Apple's servers straining under load of iOS 7 activations
Wednesday, September 18, 2013 @ 9:30pm
| In the first test of how well Apple's servers may be able to hand the rush of new iPhone activations that will be coming on Friday, a reliable source has reported that the company is struggling to keep services running smoothly in light of a large number of iOS 7 downloads. The process requires re-activations of devices as they first begin running the new operating system, putting stress on the servers and causing periodic issues with activation or downloading the new update. In addition, it is possible that some pre-order customers may already be receiving iPhone 5c units.
Apple is said to have issued a "high-priority" P1 alert, notifying support personnel that server issues may be preventing customers from activating their iPhones following the installation of iOS 7, whether the device is new or recently restored.
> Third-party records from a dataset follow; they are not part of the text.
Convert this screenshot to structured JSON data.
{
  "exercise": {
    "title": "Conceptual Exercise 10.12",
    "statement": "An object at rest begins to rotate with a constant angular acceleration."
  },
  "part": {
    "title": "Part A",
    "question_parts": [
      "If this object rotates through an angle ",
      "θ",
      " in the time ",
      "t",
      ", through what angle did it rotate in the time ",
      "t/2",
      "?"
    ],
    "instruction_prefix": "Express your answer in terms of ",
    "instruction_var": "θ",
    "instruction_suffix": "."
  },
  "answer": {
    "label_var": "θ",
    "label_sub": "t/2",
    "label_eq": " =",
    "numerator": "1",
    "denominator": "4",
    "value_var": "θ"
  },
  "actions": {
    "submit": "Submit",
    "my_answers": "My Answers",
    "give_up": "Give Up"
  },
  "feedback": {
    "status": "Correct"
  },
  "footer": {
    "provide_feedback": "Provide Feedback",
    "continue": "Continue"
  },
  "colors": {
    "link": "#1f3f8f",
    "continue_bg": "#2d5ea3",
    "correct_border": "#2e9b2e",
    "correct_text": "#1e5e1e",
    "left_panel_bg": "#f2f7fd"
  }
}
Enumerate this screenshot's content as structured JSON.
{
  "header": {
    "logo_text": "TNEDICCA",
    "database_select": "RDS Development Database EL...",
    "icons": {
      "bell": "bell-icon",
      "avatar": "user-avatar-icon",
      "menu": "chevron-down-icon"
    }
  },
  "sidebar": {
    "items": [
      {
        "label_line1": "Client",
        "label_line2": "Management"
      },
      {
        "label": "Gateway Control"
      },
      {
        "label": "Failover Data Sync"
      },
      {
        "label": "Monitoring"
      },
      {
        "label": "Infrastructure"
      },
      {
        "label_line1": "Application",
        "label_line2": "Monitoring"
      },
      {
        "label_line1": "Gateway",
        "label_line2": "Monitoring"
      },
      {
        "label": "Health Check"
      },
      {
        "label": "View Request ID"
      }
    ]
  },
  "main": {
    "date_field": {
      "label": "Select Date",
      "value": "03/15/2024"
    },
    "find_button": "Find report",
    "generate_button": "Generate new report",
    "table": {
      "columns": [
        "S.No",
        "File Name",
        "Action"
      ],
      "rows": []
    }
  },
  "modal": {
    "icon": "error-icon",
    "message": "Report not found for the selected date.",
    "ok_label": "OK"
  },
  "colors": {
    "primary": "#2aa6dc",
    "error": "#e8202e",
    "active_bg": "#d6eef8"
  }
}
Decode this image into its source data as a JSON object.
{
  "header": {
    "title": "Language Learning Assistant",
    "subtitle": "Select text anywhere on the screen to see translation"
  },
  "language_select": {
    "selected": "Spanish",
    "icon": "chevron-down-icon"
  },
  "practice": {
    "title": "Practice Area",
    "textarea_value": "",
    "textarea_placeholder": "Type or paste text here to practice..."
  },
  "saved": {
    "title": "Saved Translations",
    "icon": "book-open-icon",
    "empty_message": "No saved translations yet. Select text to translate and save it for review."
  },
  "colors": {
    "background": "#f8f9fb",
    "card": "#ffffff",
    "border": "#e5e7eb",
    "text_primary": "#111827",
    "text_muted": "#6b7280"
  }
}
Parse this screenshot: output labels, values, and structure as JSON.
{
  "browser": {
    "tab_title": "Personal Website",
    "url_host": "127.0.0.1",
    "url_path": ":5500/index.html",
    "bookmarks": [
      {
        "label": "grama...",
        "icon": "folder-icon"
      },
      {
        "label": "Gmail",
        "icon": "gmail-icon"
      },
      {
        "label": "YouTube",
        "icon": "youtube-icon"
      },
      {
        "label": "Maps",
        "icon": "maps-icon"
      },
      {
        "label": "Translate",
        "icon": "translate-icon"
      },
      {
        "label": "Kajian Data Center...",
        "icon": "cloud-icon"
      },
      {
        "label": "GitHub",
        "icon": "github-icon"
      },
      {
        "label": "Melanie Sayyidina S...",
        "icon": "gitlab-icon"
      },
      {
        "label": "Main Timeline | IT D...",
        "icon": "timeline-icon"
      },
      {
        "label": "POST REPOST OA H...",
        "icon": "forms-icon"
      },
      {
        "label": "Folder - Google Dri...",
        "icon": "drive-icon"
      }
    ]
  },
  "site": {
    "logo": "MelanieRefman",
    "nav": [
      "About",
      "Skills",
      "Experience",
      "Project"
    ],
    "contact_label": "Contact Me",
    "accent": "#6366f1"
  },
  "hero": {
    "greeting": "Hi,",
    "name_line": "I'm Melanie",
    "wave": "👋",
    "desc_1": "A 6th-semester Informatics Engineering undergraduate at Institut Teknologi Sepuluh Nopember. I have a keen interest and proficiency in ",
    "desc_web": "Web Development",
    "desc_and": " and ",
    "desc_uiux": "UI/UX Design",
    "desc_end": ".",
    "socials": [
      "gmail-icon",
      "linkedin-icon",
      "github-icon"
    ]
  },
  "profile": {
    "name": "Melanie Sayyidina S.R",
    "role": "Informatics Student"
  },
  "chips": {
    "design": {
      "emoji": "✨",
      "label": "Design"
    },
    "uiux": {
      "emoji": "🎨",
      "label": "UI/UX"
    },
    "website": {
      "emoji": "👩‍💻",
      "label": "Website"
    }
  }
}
While many customers are likely to install the iOS 7 update through iTunes, many more are likely to do the update "over the air," necessitating a re-activation.
Downloading the iOS 7 update was also a challenge for much of Wednesday, as millions of users tried upgrading from the moment the update was available (around 10AM PT). Demand appears to have slacked off somewhat, and Apple's System Status page doesn't report any outages, but customers trying to update have frequently encountered incomplete downloads and other warnings indicative of an overloaded server system. In addition, MacNN has received reports of slow or unresponsive iTunes and App Store issues as well.
Luckily for Apple, the main deluge of current users updating their OS version will likely subside by the time the iPhone 5c goes on sale at retail, which could help ease the crunch for the crowds trying to activate new devices. The company is both blessed (and on days like today, cursed) that a huge portion of its iOS user base tries to upgrade on the first few days of the release of an update. Other platforms, largely fragmented by staggered device levels that are often stuck with outdated versions of the OS (or dependent on carriers who will take months to customize updates) don't see the concentrated levels of server demand Apple does when it releases an iOS update.
The company hasn't commented on the alleged activation server downtime, and reports have slacked off as customers have successfully upgraded, reducing demand -- at least until Friday, when the iPhone 5c and 5s go on sale at retail, and the first wave of pre-ordered phones arrive to customers' homes and workplaces. Scattered reports indicate that both models are selling well in pre-order, though Apple hasn't released any official figures yet and isn't expected to until Monday. The iPhone 5s is expected to completely sell out its first-day supply, and indications are that some of the five colors of iPhone 5c -- particularly white -- may as well.